Fear not, golf hackers. Your game may be a hot mess of slices, shanks and poor course management, but Diamond Bar senior Angelica Kusnowo is your guiding light out of the darkness.
She’s been there, done that and emerged from the wilderness better than ever. And she’s done it while putting a team on her back and carrying it to a third-place finish in the state tournament.
In fact, it’s that carrying act that made Kusnowo better than ever.
Kusnowo followed up a subpar junior year with a stellar senior season that included a third-place finish as an individual at the CIF State tournament, as she shot a 73 on the historic Poppy Hills course at Pebble Beach, and the Brahmas earned a third-place team finish. She also had a third-place individual finish at the CIF/SCGA Southern California Girls High School Championship with a 72 at Brookside Golf Club.
All of that combined to earn the St. John’s-bound Kusnowo the Sun/Bulletin Girls Golfer of the Year honor.
“Right away, even though golf is an individual sport, she was team-first every day she was here,” Diamond Bar coach Tony McCabe said. “We always preach that here. If you think that way, you’re going to do well. She just took hold of that and it served her well for four years.”
Kusnowo’s leadership abilities also served her well. McCabe took the rare step of making her a captain her junior year and initially, it may have been a rare reach for the longtime coach. The pressure of wanting to lead, wanting to excel and wanting to impress college coaches got to the usually unflappable Kusnowo, and her once-reliable game turned into a series of push-slices off the tee and poor course management everywhere else.
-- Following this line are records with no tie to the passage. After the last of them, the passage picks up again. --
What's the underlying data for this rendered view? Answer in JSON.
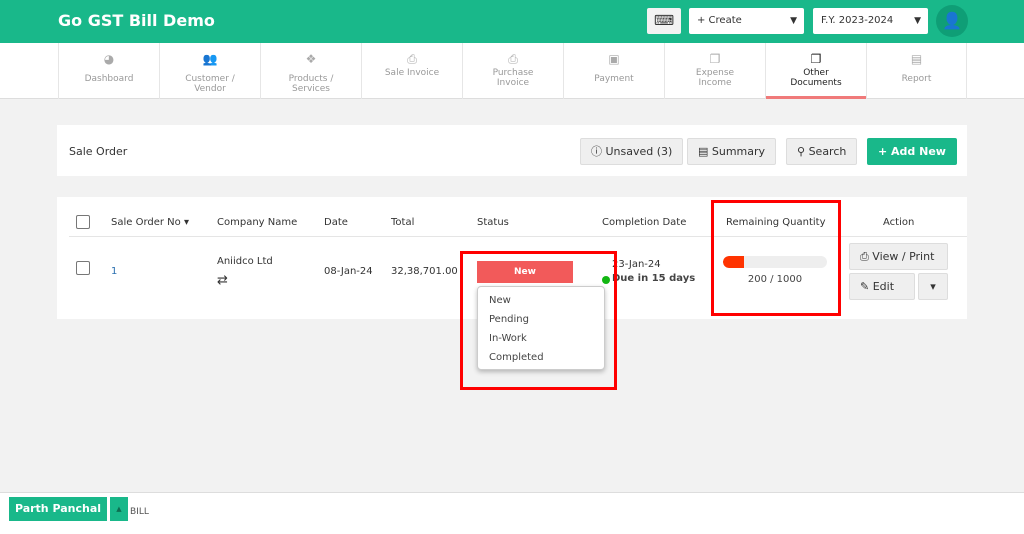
{
  "app": {
    "title": "Go GST Bill Demo",
    "create_label": "+ Create",
    "fy_label": "F.Y. 2023-2024"
  },
  "nav": [
    {
      "label": "Dashboard",
      "icon": "dashboard-icon",
      "glyph": "◕"
    },
    {
      "label": "Customer / Vendor",
      "icon": "users-icon",
      "glyph": "👥"
    },
    {
      "label": "Products / Services",
      "icon": "cubes-icon",
      "glyph": "❖"
    },
    {
      "label": "Sale Invoice",
      "icon": "printer-icon",
      "glyph": "⎙"
    },
    {
      "label": "Purchase Invoice",
      "icon": "printer-icon",
      "glyph": "⎙"
    },
    {
      "label": "Payment",
      "icon": "money-icon",
      "glyph": "▣"
    },
    {
      "label": "Expense Income",
      "icon": "copy-icon",
      "glyph": "❐"
    },
    {
      "label": "Other Documents",
      "icon": "copy-icon",
      "glyph": "❐"
    },
    {
      "label": "Report",
      "icon": "newspaper-icon",
      "glyph": "▤"
    }
  ],
  "header": {
    "title": "Sale Order",
    "unsaved": "Unsaved (3)",
    "summary": "Summary",
    "search": "Search",
    "add_new": "+ Add New"
  },
  "table": {
    "columns": [
      "Sale Order No ▾",
      "Company Name",
      "Date",
      "Total",
      "Status",
      "Completion Date",
      "Remaining Quantity",
      "Action"
    ],
    "row": {
      "no": "1",
      "company": "Aniidco Ltd",
      "date": "08-Jan-24",
      "total": "32,38,701.00",
      "status": "New",
      "completion_date": "23-Jan-24",
      "due": "Due in 15 days",
      "remaining": "200 / 1000",
      "remaining_fraction": 0.2,
      "view_print": "View / Print",
      "edit": "Edit"
    }
  },
  "status_options": [
    "New",
    "Pending",
    "In-Work",
    "Completed"
  ],
  "colors": {
    "brand": "#19b88a",
    "status_new": "#f25a5a",
    "progress": "#ff3300",
    "highlight": "#ff0000"
  },
  "footer": {
    "user": "Parth Panchal",
    "bill": "BILL"
  }
}
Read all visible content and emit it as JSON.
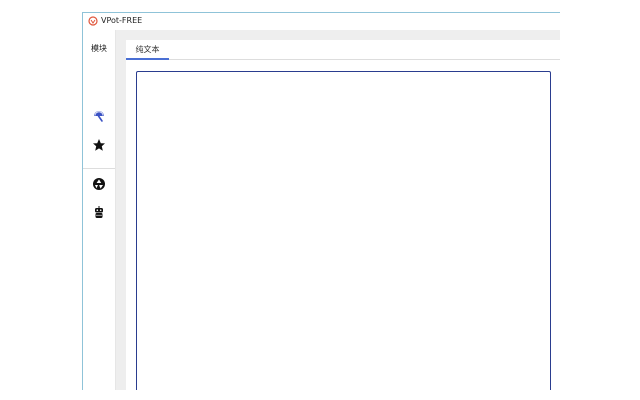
{
  "window": {
    "title": "VPot-FREE",
    "app_icon": "vpot-logo-icon"
  },
  "sidebar": {
    "label": "模块",
    "icons": [
      {
        "name": "pen-tool-icon",
        "color": "#3b52c4"
      },
      {
        "name": "star-icon",
        "color": "#111111"
      },
      {
        "name": "aperture-icon",
        "color": "#111111"
      },
      {
        "name": "robot-icon",
        "color": "#111111"
      }
    ]
  },
  "tabs": [
    {
      "label": "纯文本",
      "active": true
    }
  ],
  "editor": {
    "value": "",
    "border_color": "#2a3d8f"
  }
}
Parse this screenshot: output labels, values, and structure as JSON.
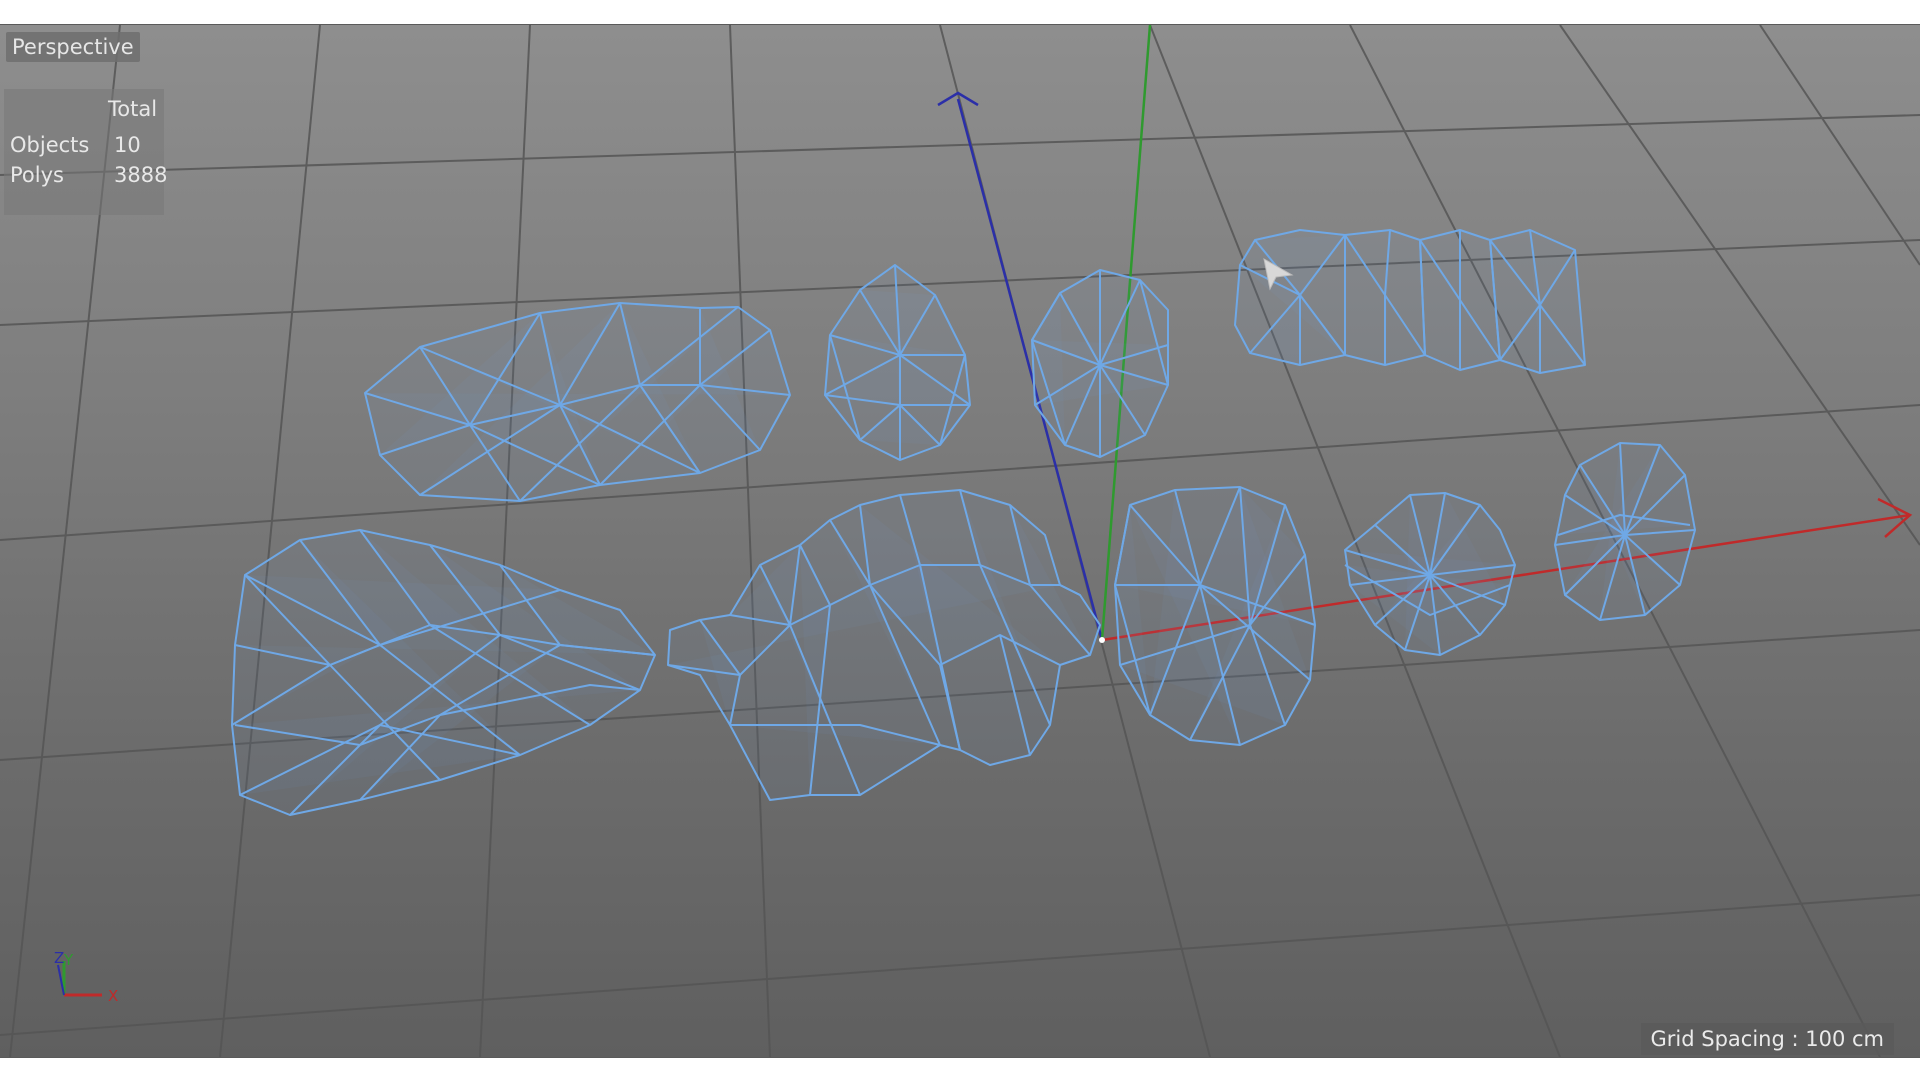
{
  "viewport": {
    "label": "Perspective",
    "grid_spacing": "Grid Spacing : 100 cm"
  },
  "stats": {
    "header": "Total",
    "rows": [
      {
        "key": "Objects",
        "value": "10"
      },
      {
        "key": "Polys",
        "value": "3888"
      }
    ]
  },
  "gizmo": {
    "axis_x": "X",
    "axis_y": "Y",
    "axis_z": "Z"
  },
  "colors": {
    "wireframe": "#6fa8e6",
    "axis_x": "#c02a2a",
    "axis_y": "#2f9a2f",
    "axis_z": "#2b2fa8",
    "grid": "#555555"
  },
  "icons": {
    "cursor": "arrow-cursor-icon",
    "gizmo": "axis-gizmo-icon"
  }
}
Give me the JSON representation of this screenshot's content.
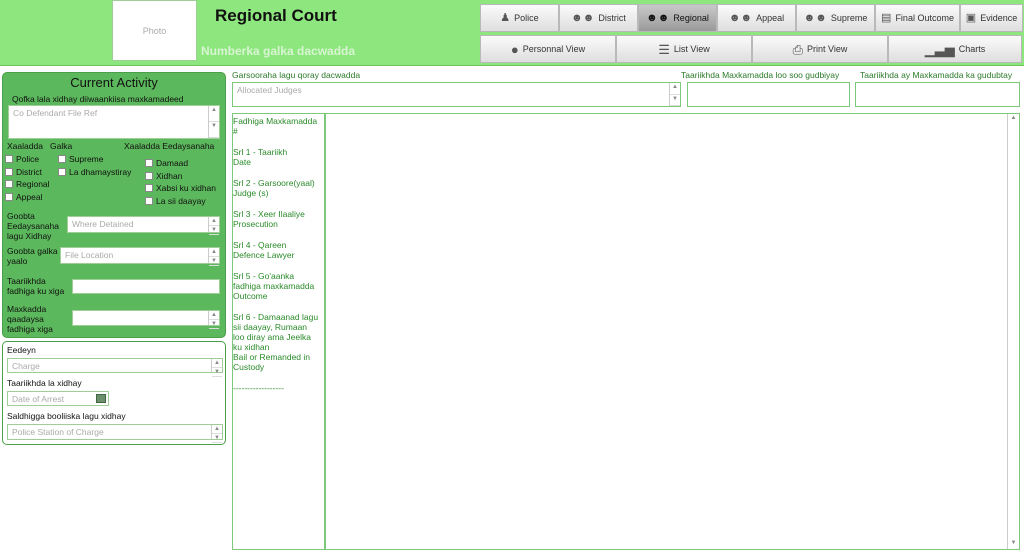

“I kept psyching myself out,” she said. “I read a couple articles and I think I had the yips. I lost confidence in my swing and after playing golf for eight years, I felt like a beginner again. It was hard on the rest of the team, seeing one of their leaders struggle.
“I started getting my swing glitches because I was playing a lot of tournaments outside of school every weekend and school tournaments during the week. Instead of working on my swing, I was playing with a swing I wasn’t confident in and I didn’t have the time to work on it. I knew what I was doing wrong, I just couldn’t fix it.”
The fix finally came when Kusnowo found a new swing coach and began working with mental coach Kate Hughes, who told her to visualize her shots, focus on one spot and take the hazards she was focusing on out of the picture. That, along with renewed work on her swing, got her game back on track.
Kusnowo’s stroke average fell three shots – from a 79 her junior year to a 76 and her game got better as the season progressed. She led the CIF/SCGA Tournament through 14 holes before an untimely double-bogey derailed her.
Still, her teammates fed off her presence, following Kusnowo’s advice about “making every shot count because it’s a team score” and Diamond Bar brought home more hardware.
“You need players like Angelica to keep a program like this going,” said McCabe about a player he calls, “the communicator.” “Her sophomore year, we didn’t make it to state. How did they respond? They came back tougher. How did she respond after a tough junior year? She came back with the best season of her career. We’ve had it going for years, but it’s players like Angelica who keep it going.
“She went through some tough things. You come into a program that is super successful and you have to help it keep working. She did that. What a great career she had. You can’t beat it.”